Updated: Sep 18
During the Great Migration which happens around July through October, millions of wildebeests, Thomson’s gazelles, elands, topi and zebras stampede across the river and plains of Maasai Mara. People await this annual natural event and even refer to it as the “World Cup of Wildlife.” In fact, this remarkable wildebeest migration is recognized as the 7th wonder of the world. If you’re lucky enough to time your Kenya safari holiday between July and August, you’ll be able to witness the eventful and utterly intense river crossing. Why intense? Because it is no ABC for the migrants as they try to cross the river alive. The huge Nile crocodiles act like blood-curling immigration officers (except they eat you, not deport you).

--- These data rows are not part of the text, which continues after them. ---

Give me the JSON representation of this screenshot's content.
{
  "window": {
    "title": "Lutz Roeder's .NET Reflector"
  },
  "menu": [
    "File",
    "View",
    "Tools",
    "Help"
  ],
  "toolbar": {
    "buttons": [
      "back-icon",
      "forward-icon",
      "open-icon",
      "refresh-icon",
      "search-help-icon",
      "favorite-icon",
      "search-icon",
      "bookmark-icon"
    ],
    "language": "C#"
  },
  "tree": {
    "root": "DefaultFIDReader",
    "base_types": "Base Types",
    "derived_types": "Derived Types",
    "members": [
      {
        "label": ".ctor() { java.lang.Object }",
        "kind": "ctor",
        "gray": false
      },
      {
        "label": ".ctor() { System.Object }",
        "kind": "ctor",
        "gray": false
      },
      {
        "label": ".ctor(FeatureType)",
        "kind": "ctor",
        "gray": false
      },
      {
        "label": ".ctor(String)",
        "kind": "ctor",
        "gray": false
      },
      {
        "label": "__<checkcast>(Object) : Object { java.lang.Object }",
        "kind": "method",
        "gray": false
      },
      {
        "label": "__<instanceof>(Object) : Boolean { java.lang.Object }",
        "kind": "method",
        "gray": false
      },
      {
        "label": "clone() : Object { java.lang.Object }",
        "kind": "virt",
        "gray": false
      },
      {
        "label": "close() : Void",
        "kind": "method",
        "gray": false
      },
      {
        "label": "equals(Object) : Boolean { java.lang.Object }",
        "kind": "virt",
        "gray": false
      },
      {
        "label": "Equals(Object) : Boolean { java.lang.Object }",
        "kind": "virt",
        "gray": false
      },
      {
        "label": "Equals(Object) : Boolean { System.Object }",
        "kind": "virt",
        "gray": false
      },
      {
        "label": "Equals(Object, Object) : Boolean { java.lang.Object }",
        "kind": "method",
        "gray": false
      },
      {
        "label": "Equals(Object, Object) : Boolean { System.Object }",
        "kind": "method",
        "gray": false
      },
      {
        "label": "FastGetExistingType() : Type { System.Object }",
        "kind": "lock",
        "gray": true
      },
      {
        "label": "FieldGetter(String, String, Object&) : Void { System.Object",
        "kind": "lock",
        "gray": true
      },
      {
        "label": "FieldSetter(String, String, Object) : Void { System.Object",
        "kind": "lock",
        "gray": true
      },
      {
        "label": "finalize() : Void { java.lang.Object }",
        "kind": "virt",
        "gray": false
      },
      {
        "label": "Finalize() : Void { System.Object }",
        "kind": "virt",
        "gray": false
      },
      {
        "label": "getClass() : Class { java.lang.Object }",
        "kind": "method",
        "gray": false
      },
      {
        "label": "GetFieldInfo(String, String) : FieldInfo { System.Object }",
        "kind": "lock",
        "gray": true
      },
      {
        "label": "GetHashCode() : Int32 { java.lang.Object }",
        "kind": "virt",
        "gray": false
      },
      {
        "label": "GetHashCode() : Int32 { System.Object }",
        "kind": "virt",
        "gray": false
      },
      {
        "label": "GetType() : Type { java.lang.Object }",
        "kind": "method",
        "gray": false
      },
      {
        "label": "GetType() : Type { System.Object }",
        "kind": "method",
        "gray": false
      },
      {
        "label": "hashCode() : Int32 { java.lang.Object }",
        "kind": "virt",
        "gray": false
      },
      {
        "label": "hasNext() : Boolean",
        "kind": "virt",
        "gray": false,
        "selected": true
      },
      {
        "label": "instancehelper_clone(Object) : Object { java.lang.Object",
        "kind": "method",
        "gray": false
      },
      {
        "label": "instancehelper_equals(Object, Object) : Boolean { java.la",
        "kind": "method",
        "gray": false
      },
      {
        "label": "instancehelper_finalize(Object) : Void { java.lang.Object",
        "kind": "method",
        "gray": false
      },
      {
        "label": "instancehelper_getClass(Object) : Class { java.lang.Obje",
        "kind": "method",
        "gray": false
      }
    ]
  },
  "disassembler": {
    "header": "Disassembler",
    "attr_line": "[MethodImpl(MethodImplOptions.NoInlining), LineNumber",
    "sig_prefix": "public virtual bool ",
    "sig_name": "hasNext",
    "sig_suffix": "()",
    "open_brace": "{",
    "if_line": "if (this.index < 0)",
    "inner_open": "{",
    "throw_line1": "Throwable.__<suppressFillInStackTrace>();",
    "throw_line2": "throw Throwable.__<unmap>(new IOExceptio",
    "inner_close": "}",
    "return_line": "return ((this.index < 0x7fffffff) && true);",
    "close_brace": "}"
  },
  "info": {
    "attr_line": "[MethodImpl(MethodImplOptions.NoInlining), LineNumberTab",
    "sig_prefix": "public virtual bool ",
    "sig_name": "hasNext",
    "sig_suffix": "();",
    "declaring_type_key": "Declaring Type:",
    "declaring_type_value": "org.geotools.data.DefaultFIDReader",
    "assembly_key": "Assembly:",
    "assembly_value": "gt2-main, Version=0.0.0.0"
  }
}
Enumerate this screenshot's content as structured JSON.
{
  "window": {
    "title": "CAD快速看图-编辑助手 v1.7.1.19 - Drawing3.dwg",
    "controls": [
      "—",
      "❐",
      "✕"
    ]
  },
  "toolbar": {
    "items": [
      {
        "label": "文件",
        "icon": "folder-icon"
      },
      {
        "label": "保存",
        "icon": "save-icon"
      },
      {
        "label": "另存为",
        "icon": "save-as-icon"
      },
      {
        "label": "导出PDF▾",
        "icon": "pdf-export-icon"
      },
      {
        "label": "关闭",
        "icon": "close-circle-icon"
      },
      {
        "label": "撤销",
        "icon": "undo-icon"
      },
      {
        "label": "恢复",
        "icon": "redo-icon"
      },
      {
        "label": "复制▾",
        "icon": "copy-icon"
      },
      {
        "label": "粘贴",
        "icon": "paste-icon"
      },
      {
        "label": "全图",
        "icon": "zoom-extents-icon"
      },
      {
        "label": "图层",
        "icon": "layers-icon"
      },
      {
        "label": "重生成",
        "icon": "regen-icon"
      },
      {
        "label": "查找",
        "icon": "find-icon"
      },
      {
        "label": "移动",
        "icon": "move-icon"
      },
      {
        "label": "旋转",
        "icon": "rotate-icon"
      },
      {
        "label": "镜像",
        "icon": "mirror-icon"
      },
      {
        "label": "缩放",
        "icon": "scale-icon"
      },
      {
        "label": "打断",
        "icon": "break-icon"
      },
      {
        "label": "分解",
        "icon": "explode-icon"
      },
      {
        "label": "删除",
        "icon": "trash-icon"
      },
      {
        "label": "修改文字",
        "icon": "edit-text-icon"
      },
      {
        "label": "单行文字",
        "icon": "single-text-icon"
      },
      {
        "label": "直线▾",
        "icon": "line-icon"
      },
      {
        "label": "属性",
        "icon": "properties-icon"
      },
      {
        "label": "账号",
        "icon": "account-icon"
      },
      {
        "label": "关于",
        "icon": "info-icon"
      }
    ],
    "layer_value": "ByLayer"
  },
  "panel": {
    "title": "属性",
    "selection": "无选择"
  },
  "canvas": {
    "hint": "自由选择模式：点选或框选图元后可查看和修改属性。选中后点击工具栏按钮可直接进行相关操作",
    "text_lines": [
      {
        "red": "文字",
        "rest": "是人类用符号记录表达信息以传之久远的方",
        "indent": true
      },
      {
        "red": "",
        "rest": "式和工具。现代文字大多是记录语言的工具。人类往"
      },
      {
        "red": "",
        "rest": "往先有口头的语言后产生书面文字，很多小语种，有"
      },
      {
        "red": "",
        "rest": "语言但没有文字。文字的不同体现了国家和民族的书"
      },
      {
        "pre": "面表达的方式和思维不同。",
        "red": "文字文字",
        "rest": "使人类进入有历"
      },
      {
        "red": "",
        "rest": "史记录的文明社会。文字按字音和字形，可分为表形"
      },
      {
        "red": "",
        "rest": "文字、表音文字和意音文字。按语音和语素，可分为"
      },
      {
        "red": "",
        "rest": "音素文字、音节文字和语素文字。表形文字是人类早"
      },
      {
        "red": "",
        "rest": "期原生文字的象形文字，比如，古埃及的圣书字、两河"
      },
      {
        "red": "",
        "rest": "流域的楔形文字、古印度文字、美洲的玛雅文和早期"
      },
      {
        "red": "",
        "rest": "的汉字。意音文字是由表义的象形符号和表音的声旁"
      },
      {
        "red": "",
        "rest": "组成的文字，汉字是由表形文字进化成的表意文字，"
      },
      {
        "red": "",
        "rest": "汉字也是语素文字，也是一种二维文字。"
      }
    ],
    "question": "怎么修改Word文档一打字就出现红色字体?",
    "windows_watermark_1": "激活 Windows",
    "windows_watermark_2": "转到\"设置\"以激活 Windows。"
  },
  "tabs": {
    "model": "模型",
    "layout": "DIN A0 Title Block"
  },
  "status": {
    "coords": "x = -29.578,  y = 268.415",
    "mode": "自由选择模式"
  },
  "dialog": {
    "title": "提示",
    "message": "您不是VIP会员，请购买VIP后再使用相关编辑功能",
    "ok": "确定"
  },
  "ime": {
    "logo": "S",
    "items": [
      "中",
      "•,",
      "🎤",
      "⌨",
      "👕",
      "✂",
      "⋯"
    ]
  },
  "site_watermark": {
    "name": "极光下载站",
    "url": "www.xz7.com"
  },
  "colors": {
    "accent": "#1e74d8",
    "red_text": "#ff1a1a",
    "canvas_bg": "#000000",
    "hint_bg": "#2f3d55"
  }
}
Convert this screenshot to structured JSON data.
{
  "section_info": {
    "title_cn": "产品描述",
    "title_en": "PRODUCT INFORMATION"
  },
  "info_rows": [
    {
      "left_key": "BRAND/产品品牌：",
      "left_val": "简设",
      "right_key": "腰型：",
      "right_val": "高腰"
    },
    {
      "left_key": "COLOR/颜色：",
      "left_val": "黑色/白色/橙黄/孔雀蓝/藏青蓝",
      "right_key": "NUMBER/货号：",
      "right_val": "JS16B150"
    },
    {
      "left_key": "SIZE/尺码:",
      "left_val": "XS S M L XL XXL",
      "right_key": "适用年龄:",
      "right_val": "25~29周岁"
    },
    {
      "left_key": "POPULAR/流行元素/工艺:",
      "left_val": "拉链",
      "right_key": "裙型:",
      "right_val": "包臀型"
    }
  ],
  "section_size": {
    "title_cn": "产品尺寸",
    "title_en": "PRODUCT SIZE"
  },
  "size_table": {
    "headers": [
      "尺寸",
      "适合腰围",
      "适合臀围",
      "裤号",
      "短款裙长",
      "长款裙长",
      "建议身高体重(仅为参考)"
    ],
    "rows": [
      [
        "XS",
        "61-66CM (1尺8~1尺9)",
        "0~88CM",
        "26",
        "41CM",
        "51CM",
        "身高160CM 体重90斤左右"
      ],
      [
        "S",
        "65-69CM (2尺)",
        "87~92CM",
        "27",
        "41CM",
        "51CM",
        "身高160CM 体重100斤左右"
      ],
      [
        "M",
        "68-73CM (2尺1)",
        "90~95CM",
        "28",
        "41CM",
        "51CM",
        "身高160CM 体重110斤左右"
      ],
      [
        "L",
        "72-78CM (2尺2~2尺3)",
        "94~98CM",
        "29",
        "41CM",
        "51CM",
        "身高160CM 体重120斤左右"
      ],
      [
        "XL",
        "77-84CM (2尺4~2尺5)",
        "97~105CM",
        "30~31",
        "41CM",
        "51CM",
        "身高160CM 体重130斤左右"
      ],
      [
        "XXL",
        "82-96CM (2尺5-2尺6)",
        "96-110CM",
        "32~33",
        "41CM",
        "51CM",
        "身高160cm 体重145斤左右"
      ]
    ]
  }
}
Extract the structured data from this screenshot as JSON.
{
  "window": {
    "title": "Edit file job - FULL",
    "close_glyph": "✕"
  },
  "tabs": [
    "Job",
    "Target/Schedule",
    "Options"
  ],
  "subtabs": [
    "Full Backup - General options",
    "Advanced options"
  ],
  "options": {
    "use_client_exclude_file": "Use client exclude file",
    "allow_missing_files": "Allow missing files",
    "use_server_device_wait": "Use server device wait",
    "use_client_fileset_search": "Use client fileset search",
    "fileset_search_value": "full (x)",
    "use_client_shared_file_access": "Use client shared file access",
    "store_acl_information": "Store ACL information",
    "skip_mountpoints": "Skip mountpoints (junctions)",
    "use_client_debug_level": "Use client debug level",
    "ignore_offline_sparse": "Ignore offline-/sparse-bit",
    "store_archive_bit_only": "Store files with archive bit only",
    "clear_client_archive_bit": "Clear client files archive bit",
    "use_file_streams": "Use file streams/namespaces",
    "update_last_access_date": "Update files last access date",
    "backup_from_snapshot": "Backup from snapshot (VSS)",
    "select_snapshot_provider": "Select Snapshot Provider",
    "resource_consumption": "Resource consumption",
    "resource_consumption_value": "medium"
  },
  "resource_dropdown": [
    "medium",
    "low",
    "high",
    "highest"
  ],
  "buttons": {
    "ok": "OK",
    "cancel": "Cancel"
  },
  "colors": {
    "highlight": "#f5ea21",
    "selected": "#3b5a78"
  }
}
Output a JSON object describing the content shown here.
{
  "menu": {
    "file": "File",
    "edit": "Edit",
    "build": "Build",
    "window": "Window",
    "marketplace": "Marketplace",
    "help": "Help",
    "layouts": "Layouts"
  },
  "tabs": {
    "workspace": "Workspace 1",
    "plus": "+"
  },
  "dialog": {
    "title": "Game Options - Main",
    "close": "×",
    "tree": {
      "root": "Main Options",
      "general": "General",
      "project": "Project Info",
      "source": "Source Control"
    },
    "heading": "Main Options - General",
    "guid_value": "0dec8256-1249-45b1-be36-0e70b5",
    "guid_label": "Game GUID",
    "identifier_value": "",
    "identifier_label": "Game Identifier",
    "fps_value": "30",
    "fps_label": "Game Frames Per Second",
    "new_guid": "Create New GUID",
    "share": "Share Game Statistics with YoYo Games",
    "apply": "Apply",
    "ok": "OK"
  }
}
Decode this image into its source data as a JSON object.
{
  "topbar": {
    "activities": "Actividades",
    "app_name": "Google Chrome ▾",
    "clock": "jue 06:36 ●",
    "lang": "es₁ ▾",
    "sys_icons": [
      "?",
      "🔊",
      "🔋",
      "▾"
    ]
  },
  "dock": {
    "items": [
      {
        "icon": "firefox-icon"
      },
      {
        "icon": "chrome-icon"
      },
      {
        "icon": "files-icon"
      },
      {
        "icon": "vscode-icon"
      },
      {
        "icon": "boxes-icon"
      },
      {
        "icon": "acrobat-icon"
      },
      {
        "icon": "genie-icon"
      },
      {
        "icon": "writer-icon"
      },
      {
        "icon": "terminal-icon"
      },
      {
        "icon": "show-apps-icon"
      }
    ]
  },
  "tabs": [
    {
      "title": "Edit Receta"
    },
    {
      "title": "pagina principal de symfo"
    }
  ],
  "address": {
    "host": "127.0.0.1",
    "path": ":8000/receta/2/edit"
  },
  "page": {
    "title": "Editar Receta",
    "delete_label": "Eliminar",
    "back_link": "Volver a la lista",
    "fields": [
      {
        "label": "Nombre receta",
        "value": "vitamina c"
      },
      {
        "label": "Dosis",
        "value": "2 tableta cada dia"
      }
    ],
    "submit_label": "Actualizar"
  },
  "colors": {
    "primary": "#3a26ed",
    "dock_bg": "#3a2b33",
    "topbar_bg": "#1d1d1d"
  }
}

Timing of the Great Wildebeest Migration
It all starts from Ngorongoro Plains which is a conserved area in Serengeti. The rainfall season
ends in April and this marks the end of their stay in Ngorongoro and the beginning of a long
journey to Kenya. During the season when they arrive at Ngorongoro the cows are pregnant and
the season is about giving birth. By April most of them are strong and set to go. Unfortunately,
most calves are never able to make it as they are too weak for the journey. Others are ready food for hyenas and wild dogs.
The strong and the mighty start the move towards the northern and southern part of Serengeti. Their sisters, the zebras, actually set the pace of the movement as they are after the tall grass while the wildebeest go for the short grass. Between June and July, the herds start entering Masai Mara National Park where there are green pastures. They join up with the smaller population in the Kenyan land and together they spend time for another thre
e months. The drama that is involved during the journey until the two parts meet is what makes the Great Wildebeest Migration.
The Drama at the Mara River Crossing
Because of the high rains, the Mara River is always overflowing with violent water from Mau
Escarpment. It is always full of crocodiles and hippos. The green grass across the Mara River is what gives the wildebeests and zebras the zest to cross it regardless of the hungry and brutal crocodiles. The scene is always a wonder and uniquely natural, one someone would want to see every other year. One brave wildebeest will jump into the water and quickly swim towards the river banks, others would follow hopping blindly into the violent water. In the process, some will get trapped into the rocks, others will get hunted by the waiting brutal crocodiles while still others will be swept off by the violent waters of River Mara.
The episodes have been photographed, captured on video and shared across the world year after year.